Tories to near the head waters of the Schoharie River, and followed the stream
They took the oath of fidelity to the crown, and joined the forces of Capt.
George Mann. Each one was given a scarlet cap to wear, as visible manifestation of his loyality to his soverign. They were mustered, and paraded and
drilled daily uptil Mann's forces were dispersed by Capt Woodbrake and his
The descendants of Benoni and James are not communicative in relation
to the part they took in these aff'airs. They talked to their descendants of
Cherry Valley, and told of having lived at Bethlehem 12 miles from Albany,
N. Y. and of having gone from there, in 1783, to St. Johns, Canada, and thence
to Leeds Co., Canada by boat.
Benoni acted as a spy for the British. If he and James were at the
massacre of Cherry Valley, November 18, 1778, they belonged to a detail from
Edward Jessup's forces, and engaged in all of his military enterprises. They,
probably, received commissions as officers of his Rangers, November 12, 1781. ...
My father, Joseph Wiltse,'' says John Wiltse' of Leeds County, Canada,
was born April 17, 1892. I have heard him say that he was from 12 miles
west of Albany, New York. When he was 10 months old, they moved to Canada,
about half way between Brockville and Prescott, on the bank of the river St.
Lawrence. When he was ten years old, they moved about 15 miles west onto
Lot No. 13, in Eighth Concession of Yonge, which lot I still own.
Benoni Wiltse emigrated from the United States to Canada in 1784,"
says Mrs. Charles Wiltse. "He crossed the St. Lawrence river below where
Brockville now stands, built himself a shanty for his family; and, when the
British Government granted him his lands, he built himself' a log house and
commenced a settlement as did his brother James, and his half brother, John's,
sons who soon arrived and followed them there. Their father, John Wiltse, Sr.,

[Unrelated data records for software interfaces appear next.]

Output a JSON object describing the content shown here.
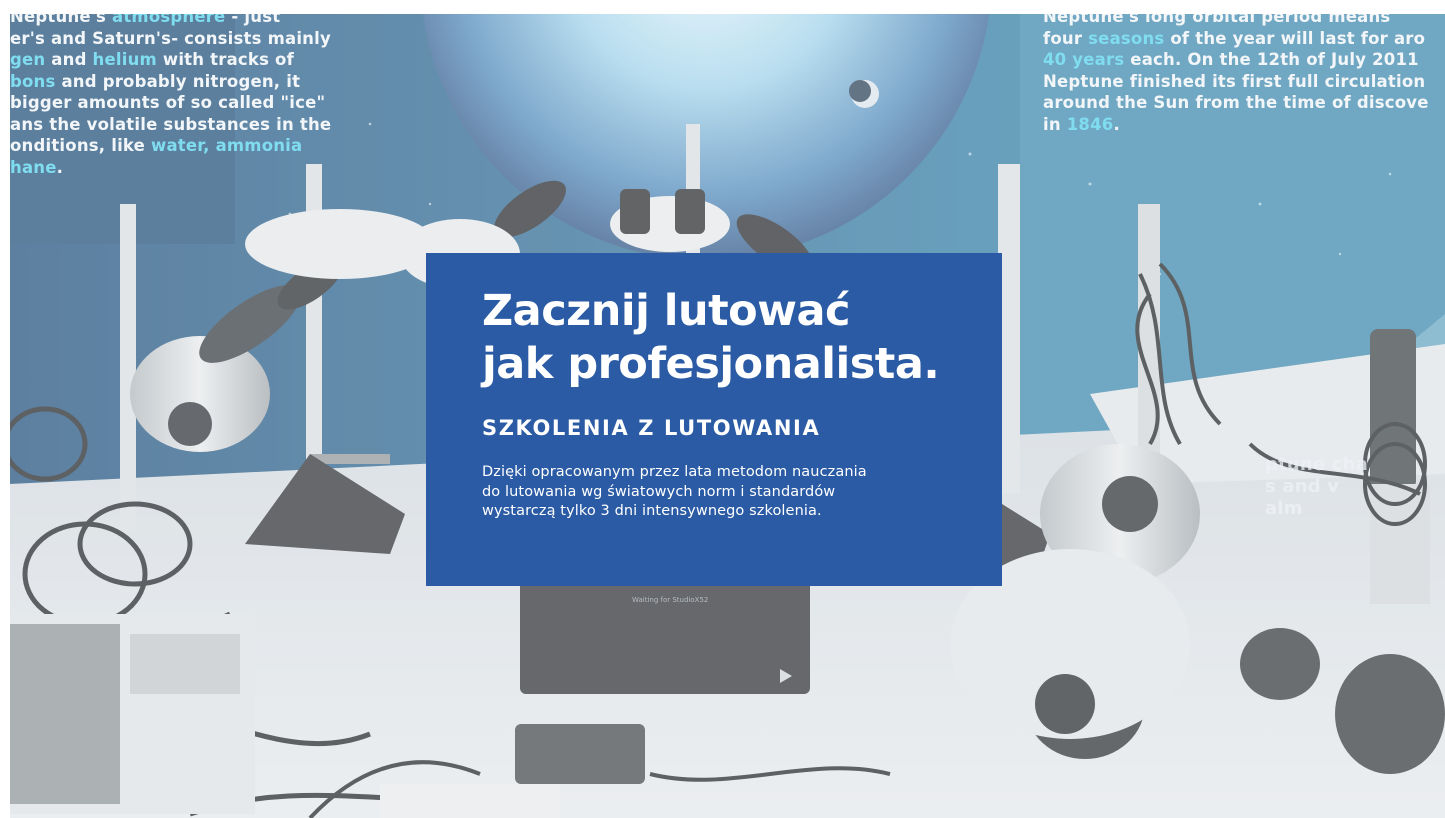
{
  "hero": {
    "title_line1": "Zacznij lutować",
    "title_line2": "jak profesjonalista.",
    "subtitle": "SZKOLENIA Z LUTOWANIA",
    "description_line1": "Dzięki opracowanym przez lata metodom nauczania",
    "description_line2": "do lutowania wg światowych norm i standardów",
    "description_line3": "wystarczą tylko 3 dni intensywnego szkolenia.",
    "card_color": "#2a5ba4"
  },
  "background": {
    "left_poster": [
      "Neptune's atmosphere - just",
      "er's and Saturn's- consists mainly",
      "gen and helium with tracks of",
      "bons and probably nitrogen, it",
      "bigger amounts of so called \"ice\"",
      "ans the volatile substances in the",
      "onditions, like water, ammonia",
      "hane."
    ],
    "right_poster": [
      "Neptune's long orbital period means",
      "four seasons of the year will last for aro",
      "40 years each. On the 12th of July 2011",
      "Neptune finished its first full circulation",
      "around the Sun from the time of discove",
      "in 1846."
    ],
    "right_poster_lower": [
      "ptune cha",
      "s and v",
      "alm"
    ],
    "device_screen_text": "Waiting for StudioX52",
    "accent_color": "#4fd0ea"
  }
}
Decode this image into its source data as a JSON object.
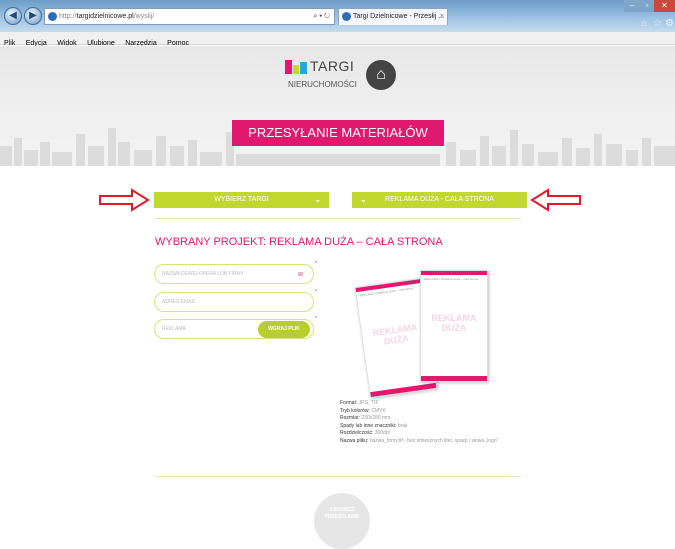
{
  "browser": {
    "url_prefix": "http://",
    "url_domain": "targidzielnicowe.pl",
    "url_path": "/wyslij/",
    "url_controls": "⌕ ▾ ↻",
    "tab_title": "Targi Dzielnicowe - Przesłij ...",
    "tab_close": "×",
    "menu": [
      "Plik",
      "Edycja",
      "Widok",
      "Ulubione",
      "Narzędzia",
      "Pomoc"
    ]
  },
  "logo": {
    "text": "TARGI",
    "subtext": "NIERUCHOMOŚCI"
  },
  "banner": {
    "title": "PRZESYŁANIE MATERIAŁÓW"
  },
  "selectors": {
    "fair": "WYBIERZ TARGI",
    "ad": "REKLAMA DUŻA - CAŁA STRONA"
  },
  "project": {
    "title": "WYBRANY PROJEKT: REKLAMA DUŻA – CAŁA STRONA"
  },
  "form": {
    "developer_placeholder": "NAZWA DEWELOPERA LUB FIRMY",
    "email_placeholder": "ADRES EMAIL",
    "ad_placeholder": "REKLAMA",
    "upload_label": "WGRAJ PLIK",
    "required_mark": "*"
  },
  "preview": {
    "watermark": "REKLAMA DUŻA",
    "header_text": "REKLAMA • Reklama duża – cała strona"
  },
  "specs": [
    {
      "label": "Format:",
      "value": "JPG, TIF"
    },
    {
      "label": "Tryb kolorów:",
      "value": "CMYK"
    },
    {
      "label": "Rozmiar:",
      "value": "230x280 mm"
    },
    {
      "label": "Spady lub inne znaczniki:",
      "value": "brak"
    },
    {
      "label": "Rozdzielczość:",
      "value": "300dpi"
    },
    {
      "label": "Nazwa pliku:",
      "value": "nazwa_firmy.tif - bez śmiesznych liter, spacji i słowa „logo”"
    }
  ],
  "finish": {
    "label": "ZAKOŃCZ",
    "sub": "PRZESYŁANIE"
  },
  "colors": {
    "accent": "#e0186e",
    "lime": "#c3d82e",
    "arrow": "#e01a2d"
  }
}
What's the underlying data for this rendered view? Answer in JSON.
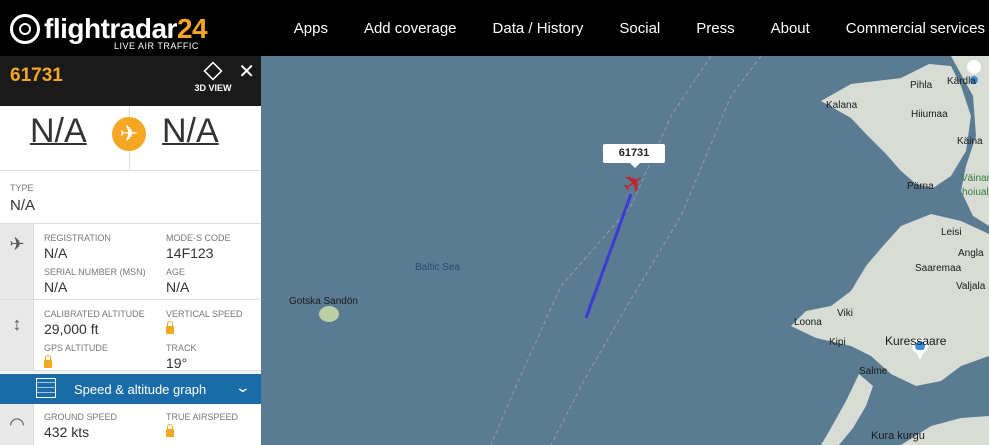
{
  "header": {
    "logo_word": "flightradar",
    "logo_num": "24",
    "logo_tagline": "LIVE AIR TRAFFIC",
    "nav": [
      "Apps",
      "Add coverage",
      "Data / History",
      "Social",
      "Press",
      "About",
      "Commercial services"
    ]
  },
  "panel": {
    "callsign": "61731",
    "view3d_label": "3D VIEW",
    "route": {
      "from": "N/A",
      "to": "N/A"
    },
    "type": {
      "label": "TYPE",
      "value": "N/A"
    },
    "aircraft": {
      "registration_label": "REGISTRATION",
      "registration": "N/A",
      "modes_label": "MODE-S CODE",
      "modes": "14F123",
      "msn_label": "SERIAL NUMBER (MSN)",
      "msn": "N/A",
      "age_label": "AGE",
      "age": "N/A"
    },
    "altitude": {
      "cal_alt_label": "CALIBRATED ALTITUDE",
      "cal_alt": "29,000 ft",
      "vs_label": "VERTICAL SPEED",
      "gps_alt_label": "GPS ALTITUDE",
      "track_label": "TRACK",
      "track": "19°"
    },
    "graph_label": "Speed & altitude graph",
    "speed": {
      "gs_label": "GROUND SPEED",
      "gs": "432 kts",
      "tas_label": "TRUE AIRSPEED"
    }
  },
  "map": {
    "flight_label": "61731",
    "places": [
      "Baltic Sea",
      "Gotska Sandön",
      "Kalana",
      "Pihla",
      "Kärdla",
      "Hiiumaa",
      "Käina",
      "Pärna",
      "Väinameri",
      "hoiuala",
      "Leisi",
      "Angla",
      "Saaremaa",
      "Valjala",
      "Viki",
      "Loona",
      "Kipi",
      "Kuressaare",
      "Salme",
      "Kura kurgu"
    ]
  },
  "colors": {
    "accent": "#f5a623",
    "track": "#3b3bd6",
    "aircraft": "#c0262d",
    "land": "#d7dcd4",
    "sea": "#5b7b93"
  }
}
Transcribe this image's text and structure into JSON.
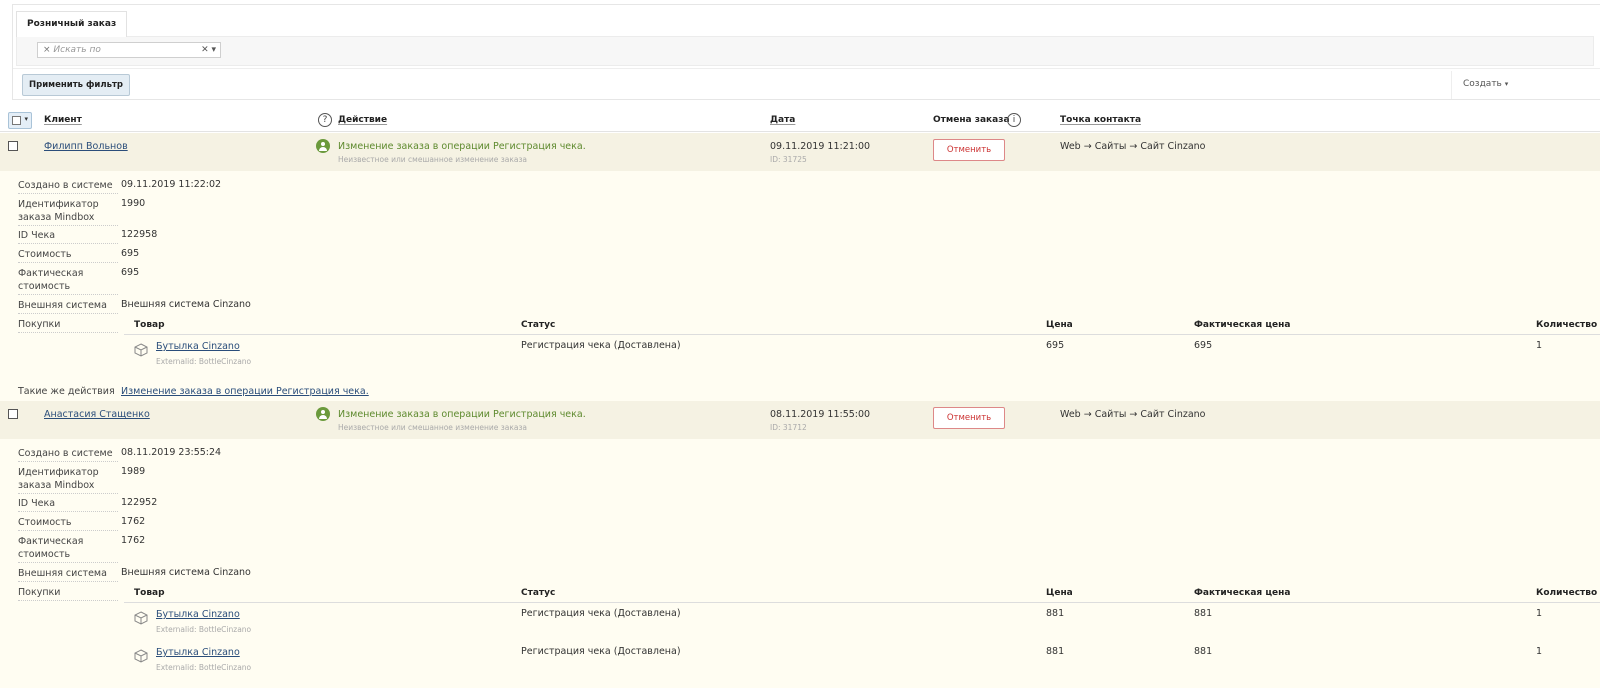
{
  "filter": {
    "tab_label": "Розничный заказ",
    "search_placeholder": "Искать по",
    "search_prefix": "×",
    "apply_label": "Применить фильтр",
    "create_label": "Создать"
  },
  "table": {
    "headers": {
      "client": "Клиент",
      "action": "Действие",
      "date": "Дата",
      "cancel": "Отмена заказа",
      "contact": "Точка контакта"
    },
    "purchase_headers": {
      "product": "Товар",
      "status": "Статус",
      "price": "Цена",
      "actual_price": "Фактическая цена",
      "quantity": "Количество"
    },
    "labels": {
      "created": "Создано в системе",
      "mindbox_id": "Идентификатор заказа Mindbox",
      "receipt_id": "ID Чека",
      "cost": "Стоимость",
      "actual_cost": "Фактическая стоимость",
      "external_system": "Внешняя система",
      "purchases": "Покупки",
      "same_actions": "Такие же действия",
      "cancel_button": "Отменить"
    }
  },
  "orders": [
    {
      "client": "Филипп Вольнов",
      "action": "Изменение заказа в операции Регистрация чека.",
      "action_sub": "Неизвестное или смешанное изменение заказа",
      "date": "09.11.2019 11:21:00",
      "id": "ID: 31725",
      "contact": "Web → Сайты → Сайт Cinzano",
      "created": "09.11.2019 11:22:02",
      "mindbox_id": "1990",
      "receipt_id": "122958",
      "cost": "695",
      "actual_cost": "695",
      "external_system": "Внешняя система Cinzano",
      "items": [
        {
          "product": "Бутылка Cinzano",
          "ext": "Externalid: BottleCinzano",
          "status": "Регистрация чека (Доставлена)",
          "price": "695",
          "actual_price": "695",
          "quantity": "1"
        }
      ],
      "same_actions": "Изменение заказа в операции Регистрация чека."
    },
    {
      "client": "Анастасия Стащенко",
      "action": "Изменение заказа в операции Регистрация чека.",
      "action_sub": "Неизвестное или смешанное изменение заказа",
      "date": "08.11.2019 11:55:00",
      "id": "ID: 31712",
      "contact": "Web → Сайты → Сайт Cinzano",
      "created": "08.11.2019 23:55:24",
      "mindbox_id": "1989",
      "receipt_id": "122952",
      "cost": "1762",
      "actual_cost": "1762",
      "external_system": "Внешняя система Cinzano",
      "items": [
        {
          "product": "Бутылка Cinzano",
          "ext": "Externalid: BottleCinzano",
          "status": "Регистрация чека (Доставлена)",
          "price": "881",
          "actual_price": "881",
          "quantity": "1"
        },
        {
          "product": "Бутылка Cinzano",
          "ext": "Externalid: BottleCinzano",
          "status": "Регистрация чека (Доставлена)",
          "price": "881",
          "actual_price": "881",
          "quantity": "1"
        }
      ]
    }
  ],
  "colors": {
    "accent_green": "#5e8a2e",
    "row_highlight": "#f5f2e3",
    "details_bg": "#fffdf2",
    "cancel_red": "#c33"
  }
}
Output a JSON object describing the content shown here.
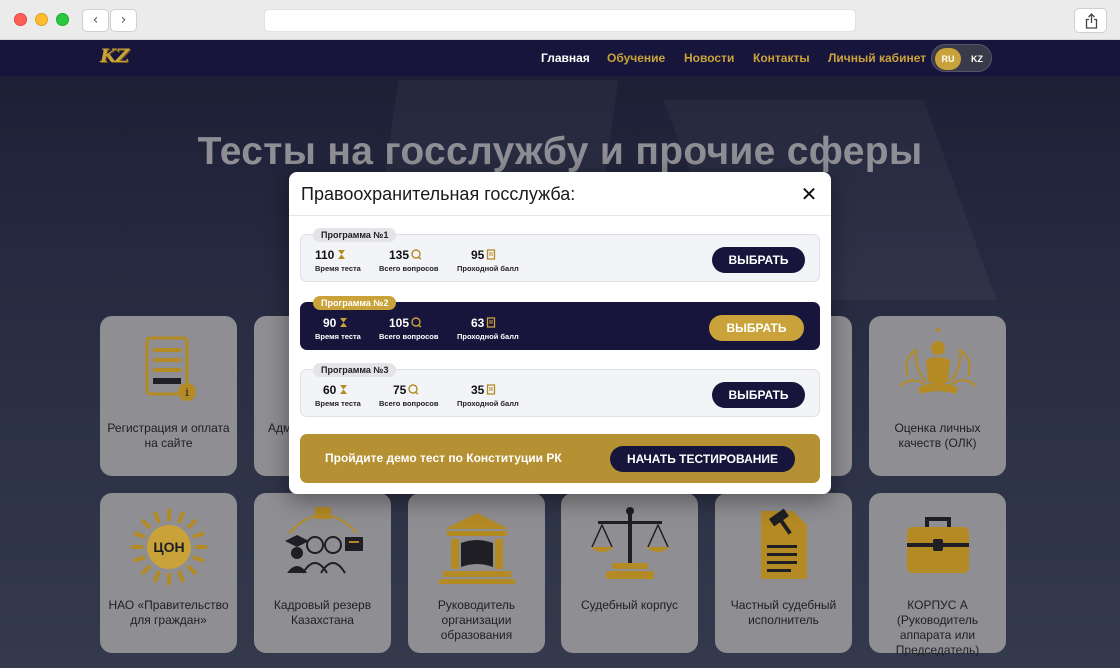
{
  "browser": {
    "back_glyph": "‹",
    "forward_glyph": "›",
    "share_icon": "share-icon"
  },
  "header": {
    "logo_text": "KZ",
    "menu": [
      {
        "label": "Главная",
        "active": true
      },
      {
        "label": "Обучение",
        "active": false
      },
      {
        "label": "Новости",
        "active": false
      },
      {
        "label": "Контакты",
        "active": false
      },
      {
        "label": "Личный кабинет",
        "active": false
      }
    ],
    "lang": {
      "ru": "RU",
      "kz": "KZ",
      "selected": "RU"
    }
  },
  "hero": {
    "title": "Тесты на госслужбу и прочие сферы"
  },
  "cards_row1": [
    {
      "label": "Регистрация и оплата на сайте",
      "icon": "tablet-info-icon"
    },
    {
      "label": "Адм",
      "icon": "admin-icon"
    },
    {
      "label": "",
      "icon": ""
    },
    {
      "label": "",
      "icon": ""
    },
    {
      "label": "",
      "icon": ""
    },
    {
      "label": "Оценка личных качеств (ОЛК)",
      "icon": "lotus-meditation-icon"
    }
  ],
  "cards_row2": [
    {
      "label": "НАО «Правительство для граждан»",
      "icon": "con-sun-icon",
      "icon_text": "ЦОН"
    },
    {
      "label": "Кадровый резерв Казахстана",
      "icon": "people-reserve-icon"
    },
    {
      "label": "Руководитель организации образования",
      "icon": "building-book-icon"
    },
    {
      "label": "Судебный корпус",
      "icon": "scales-icon"
    },
    {
      "label": "Частный судебный исполнитель",
      "icon": "gavel-document-icon"
    },
    {
      "label": "КОРПУС А (Руководитель аппарата или Председатель)",
      "icon": "briefcase-icon"
    }
  ],
  "modal": {
    "title": "Правоохранительная госслужба:",
    "close_glyph": "✕",
    "programs": [
      {
        "tag": "Программа №1",
        "time": "110",
        "time_label": "Время теста",
        "questions": "135",
        "questions_label": "Всего вопросов",
        "pass": "95",
        "pass_label": "Проходной балл",
        "button": "ВЫБРАТЬ",
        "highlighted": false
      },
      {
        "tag": "Программа №2",
        "time": "90",
        "time_label": "Время теста",
        "questions": "105",
        "questions_label": "Всего вопросов",
        "pass": "63",
        "pass_label": "Проходной балл",
        "button": "ВЫБРАТЬ",
        "highlighted": true
      },
      {
        "tag": "Программа №3",
        "time": "60",
        "time_label": "Время теста",
        "questions": "75",
        "questions_label": "Всего вопросов",
        "pass": "35",
        "pass_label": "Проходной балл",
        "button": "ВЫБРАТЬ",
        "highlighted": false
      }
    ],
    "demo": {
      "text": "Пройдите демо тест по Конституции РК",
      "button": "НАЧАТЬ ТЕСТИРОВАНИЕ"
    }
  },
  "colors": {
    "navy": "#17153b",
    "gold": "#c9a33a",
    "gold_dark": "#b59133"
  }
}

emigrated in 1793, and lived a few years, and died of cancer of the face. The
settlement they made was about 12 or 15 miles west of the St. Lawrence river,
on land granted to Wiltses by the British Government. The settlement was called
Wiltsetown at first, then Farmersville; but it is now called Athens. Only
two Wiltse families now  remain. The rest have sold out and moved to
A militia is a military unit composed of citizens who are called up in time of need.